Mr Endacott says that while business accelerator Slingshot and the upcoming design, interactive technology and green tech (DiG) festival are helping cement Newcastle as a ‘‘start-up city’’, a more unified effort is required to spruik its wider potential.

Urging Newcastle City Council to show more leadership and residents to ‘‘create more noise’’, he has also called on businesses to form a ‘‘one-stop-shop’’ offering pro-bono or cheap advice to entrepreneurs considering moving to the region.

‘‘If nothing else it’s a tangible, visible attempt at doing something as opposed to just saying ‘why not come to Newcastle, the rent is cheap’,’’ he said.

‘‘And in a best-case scenario, businesses and jobs would be created, and those companies who give their time will get long-term clients.’’

Mr McCloy, who has met Mr Endacott numerous times, said the graduate exodus could be stemmed by boosting the city’s population with more high-density living, encouraging government departments to relocate their operations to the region and building a new university in the CBD.

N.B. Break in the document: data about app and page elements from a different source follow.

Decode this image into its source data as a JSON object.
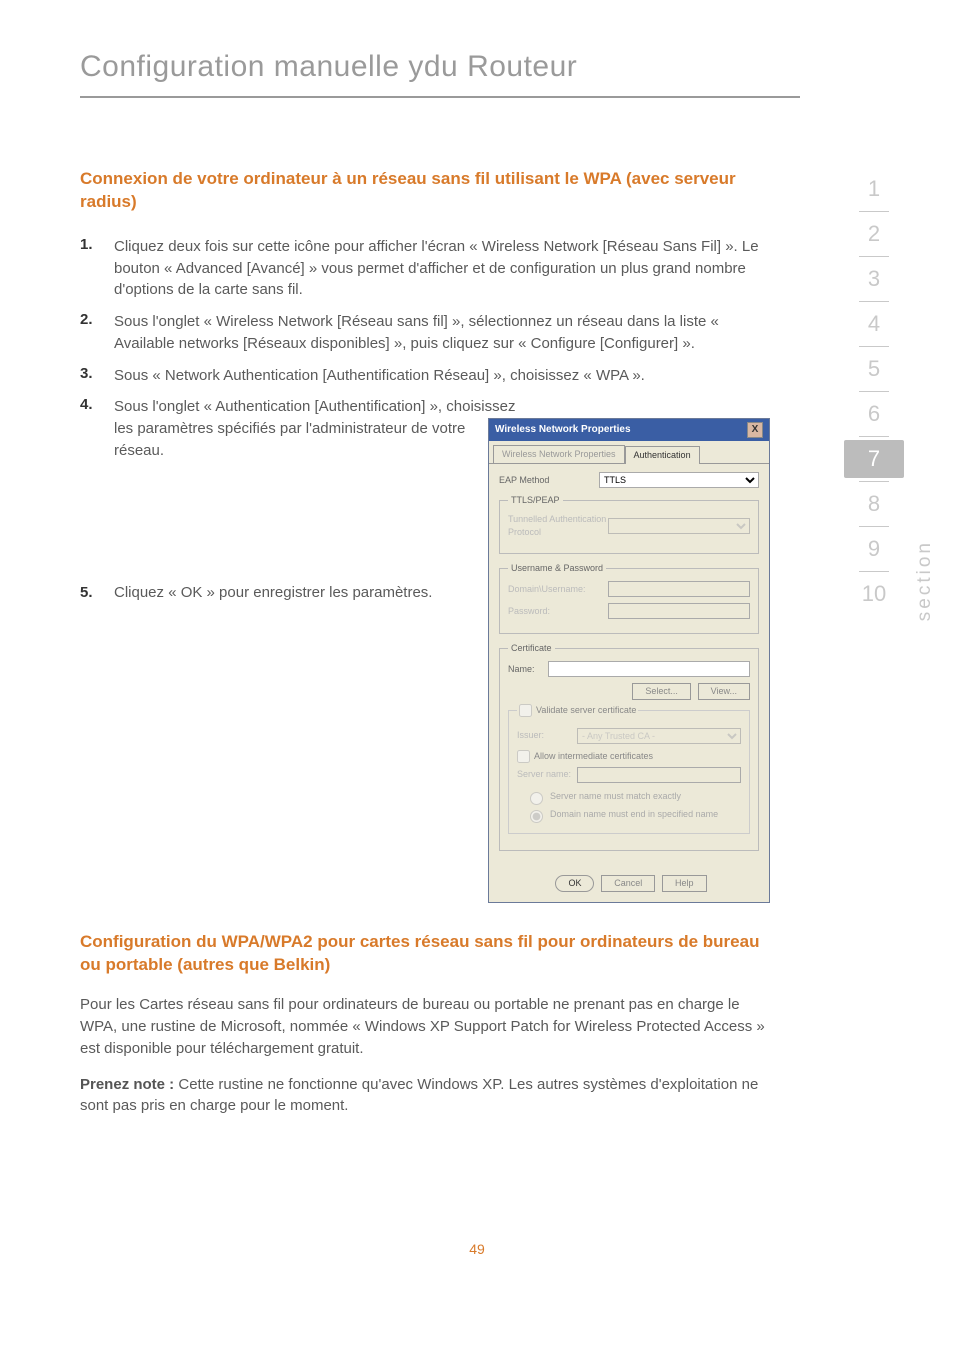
{
  "chapter_title": "Configuration manuelle ydu Routeur",
  "heading_1": "Connexion de votre ordinateur à un réseau sans fil utilisant le WPA (avec serveur radius)",
  "steps": {
    "s1_num": "1.",
    "s1": "Cliquez deux fois sur cette icône pour afficher l'écran « Wireless Network [Réseau Sans Fil] ». Le bouton « Advanced [Avancé] » vous permet d'afficher et de configuration un plus grand nombre d'options de la carte sans fil.",
    "s2_num": "2.",
    "s2": "Sous l'onglet « Wireless Network [Réseau sans fil] », sélectionnez un réseau dans la liste « Available networks [Réseaux disponibles] », puis cliquez sur « Configure [Configurer] ».",
    "s3_num": "3.",
    "s3": "Sous « Network Authentication [Authentification Réseau] », choisissez « WPA ».",
    "s4_num": "4.",
    "s4a": "Sous l'onglet « Authentication [Authentification] », choisissez",
    "s4b": "les paramètres spécifiés par l'administrateur de votre réseau.",
    "s5_num": "5.",
    "s5": "Cliquez « OK » pour enregistrer les paramètres."
  },
  "heading_2": "Configuration du WPA/WPA2 pour cartes réseau sans fil pour ordinateurs de bureau ou portable (autres que Belkin)",
  "para_1": "Pour les Cartes réseau sans fil pour ordinateurs de bureau ou portable ne prenant pas en charge le WPA, une rustine de Microsoft, nommée « Windows XP Support Patch for Wireless Protected Access » est disponible pour téléchargement gratuit.",
  "para_2_strong": "Prenez note :",
  "para_2_rest": " Cette rustine ne fonctionne qu'avec Windows XP. Les autres systèmes d'exploitation ne sont pas pris en charge pour le moment.",
  "page_number": "49",
  "side": {
    "n1": "1",
    "n2": "2",
    "n3": "3",
    "n4": "4",
    "n5": "5",
    "n6": "6",
    "n7": "7",
    "n8": "8",
    "n9": "9",
    "n10": "10",
    "label": "section"
  },
  "dialog": {
    "title": "Wireless Network Properties",
    "close": "X",
    "tab1": "Wireless Network Properties",
    "tab2": "Authentication",
    "eap_method_lbl": "EAP Method",
    "eap_method_val": "TTLS",
    "group_ttls": "TTLS/PEAP",
    "tunnelled_lbl": "Tunnelled Authentication Protocol",
    "group_userpw": "Username & Password",
    "domain_user_lbl": "Domain\\Username:",
    "password_lbl": "Password:",
    "group_cert": "Certificate",
    "name_lbl": "Name:",
    "btn_select": "Select...",
    "btn_view": "View...",
    "validate_chk": "Validate server certificate",
    "issuer_lbl": "Issuer:",
    "issuer_val": "- Any Trusted CA -",
    "allow_chk": "Allow intermediate certificates",
    "server_lbl": "Server name:",
    "radio1": "Server name must match exactly",
    "radio2": "Domain name must end in specified name",
    "btn_ok": "OK",
    "btn_cancel": "Cancel",
    "btn_help": "Help"
  }
}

He said council was playing a role by pushing through development applications ‘‘quickly and properly’’.

‘‘There is an air of optimism out there, you only have to look at the wine bars and coffee shops popping up, you’d think there would be saturation but they all seem pretty full – vibrancy is returning,’’ he said.

Brendan Brooks, the president of digital industry taskforce Hunter DiGit, supported Mr Endacott’s concerns, saying councils and business chambers must be more pro-active.

‘‘Traditional organisations need to be thinking about the future businesses we need in the city, because while it’s one thing to build another coal-loader, it’s another to attract another Slingshot or to build a tech business park that will inspire kids at school to choose a career path here,’’ he said.

Mr Brooks has better insight than most to the concerns of graduates.

Raised in Kurri Kurri, he worked as a fitter and turner before completing a Bachelor of Arts in Sydney and returning to his home town, where he struggled to land a job.

Eventually finding work through the Business Enterprise Centre, he taught himself to build websites before starting his firm HyperWeb Communications.

Hunter Young Professionals vice-president David Clark, a logistics superintendent at OneSteel Tube Mills in Mayfield, said graduates were finding it harder than ever to find jobs, with business confidence low following the peak of the resources boom.

‘‘I’ve known people are doing unpaid work to get their foot in the door, many sectors are cutting costs to free up cash for future investment – there’s just no fat in business,’’ he said.

DiG festival co-founder Craig Wilson said councils could follow the lead of some of their counterparts in North America who had allowed local entrepreneurs to use their facilities as ‘‘urban laboratories’’ to test new clean tech, sustainability and mobility technologies.

‘‘Councils have a lot of data and infrastructure that they could put in the hands of innovative thinkers to create better solutions,’’ he said.

‘‘They can be trial concepts but whole industries can spin from them.’’

Jenny Roberts, an economist at project management firm ADW Johnson, said anecdotal evidence of the brain drain was supported by 2011 census figures showing that Newcastle performed above the state and national average in retaining 20- to 24-year-olds but dropped right back in the 25-34 age bracket.

Ms Roberts says ways to keep younger working professionals in town included changing the HECS system to offer discounts to those who study and remain in Newcastle and updating planning regulations to speed up large developments.

‘‘If government policy is to grow centres like Newcastle it’s not just about planning structure, it’s about putting their money where their mouth is on where their own people work,’’ she said.

Mrs Roberts said she sent 20 emails to ‘‘big corporate clients’’ after the NSW budget, telling them of the millions earmarked for the Hunter.

‘‘It’s that kind of selling the good news from business to business that helps.’’